What to produce: Return all lines from the listing below in which "Google" appears.

Recorded data:
++++++++++

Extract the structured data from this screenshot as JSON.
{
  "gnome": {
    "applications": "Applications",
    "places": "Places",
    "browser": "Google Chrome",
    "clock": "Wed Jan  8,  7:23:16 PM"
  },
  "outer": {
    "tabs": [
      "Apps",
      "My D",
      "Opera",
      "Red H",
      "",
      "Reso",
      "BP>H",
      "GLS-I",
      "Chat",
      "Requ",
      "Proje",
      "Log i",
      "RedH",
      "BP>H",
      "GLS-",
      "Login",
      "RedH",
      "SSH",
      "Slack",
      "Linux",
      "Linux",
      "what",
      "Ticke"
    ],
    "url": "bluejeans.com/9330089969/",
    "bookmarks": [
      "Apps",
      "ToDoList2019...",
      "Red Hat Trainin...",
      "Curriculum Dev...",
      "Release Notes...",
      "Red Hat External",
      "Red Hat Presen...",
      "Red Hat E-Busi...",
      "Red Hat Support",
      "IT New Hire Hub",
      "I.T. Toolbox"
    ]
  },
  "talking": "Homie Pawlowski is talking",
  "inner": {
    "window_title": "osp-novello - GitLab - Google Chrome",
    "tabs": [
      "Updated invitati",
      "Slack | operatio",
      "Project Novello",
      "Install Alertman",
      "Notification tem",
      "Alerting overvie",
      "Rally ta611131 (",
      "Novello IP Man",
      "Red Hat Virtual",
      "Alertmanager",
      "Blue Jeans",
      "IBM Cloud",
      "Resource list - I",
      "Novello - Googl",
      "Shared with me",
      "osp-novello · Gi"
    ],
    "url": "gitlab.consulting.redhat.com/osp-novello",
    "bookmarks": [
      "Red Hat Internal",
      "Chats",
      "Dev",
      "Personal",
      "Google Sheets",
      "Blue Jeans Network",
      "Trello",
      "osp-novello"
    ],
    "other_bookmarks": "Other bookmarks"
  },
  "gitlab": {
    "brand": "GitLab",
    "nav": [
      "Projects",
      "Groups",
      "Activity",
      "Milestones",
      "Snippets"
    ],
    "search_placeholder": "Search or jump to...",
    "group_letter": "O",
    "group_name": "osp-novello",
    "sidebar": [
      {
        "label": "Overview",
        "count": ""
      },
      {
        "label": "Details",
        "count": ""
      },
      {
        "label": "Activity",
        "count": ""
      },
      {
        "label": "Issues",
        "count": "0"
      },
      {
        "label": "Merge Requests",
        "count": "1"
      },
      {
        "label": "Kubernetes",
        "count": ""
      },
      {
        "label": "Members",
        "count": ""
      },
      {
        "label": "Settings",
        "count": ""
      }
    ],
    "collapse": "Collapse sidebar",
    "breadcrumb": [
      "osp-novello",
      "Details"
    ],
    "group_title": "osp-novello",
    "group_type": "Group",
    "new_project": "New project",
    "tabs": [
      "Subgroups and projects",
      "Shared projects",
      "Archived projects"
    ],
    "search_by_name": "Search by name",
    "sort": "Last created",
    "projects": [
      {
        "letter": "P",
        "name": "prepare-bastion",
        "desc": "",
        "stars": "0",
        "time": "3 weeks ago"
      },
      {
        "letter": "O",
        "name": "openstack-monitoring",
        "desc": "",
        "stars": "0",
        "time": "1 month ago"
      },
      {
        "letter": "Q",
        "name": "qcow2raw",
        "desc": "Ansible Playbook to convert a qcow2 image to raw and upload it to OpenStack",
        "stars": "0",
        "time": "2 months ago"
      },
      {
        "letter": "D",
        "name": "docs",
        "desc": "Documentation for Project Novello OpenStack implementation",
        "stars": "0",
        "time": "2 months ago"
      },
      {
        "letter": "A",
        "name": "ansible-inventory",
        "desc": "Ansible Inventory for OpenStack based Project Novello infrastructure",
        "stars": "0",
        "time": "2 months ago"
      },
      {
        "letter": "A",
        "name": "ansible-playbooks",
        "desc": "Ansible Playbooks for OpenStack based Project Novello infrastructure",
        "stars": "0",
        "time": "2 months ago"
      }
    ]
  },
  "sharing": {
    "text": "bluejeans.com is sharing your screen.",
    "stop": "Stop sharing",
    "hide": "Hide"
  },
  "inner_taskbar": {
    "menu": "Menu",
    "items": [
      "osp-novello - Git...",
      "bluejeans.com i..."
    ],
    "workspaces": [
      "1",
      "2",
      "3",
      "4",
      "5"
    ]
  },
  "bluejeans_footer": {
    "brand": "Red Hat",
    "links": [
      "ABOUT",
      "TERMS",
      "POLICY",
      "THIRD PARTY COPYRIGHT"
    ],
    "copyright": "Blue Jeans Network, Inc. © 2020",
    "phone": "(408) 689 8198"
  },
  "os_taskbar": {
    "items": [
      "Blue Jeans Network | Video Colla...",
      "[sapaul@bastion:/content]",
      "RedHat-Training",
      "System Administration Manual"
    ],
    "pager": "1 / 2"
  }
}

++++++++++

Output below:
    "browser": "Google Chrome",
    "window_title": "osp-novello - GitLab - Google Chrome",
      "Google Sheets",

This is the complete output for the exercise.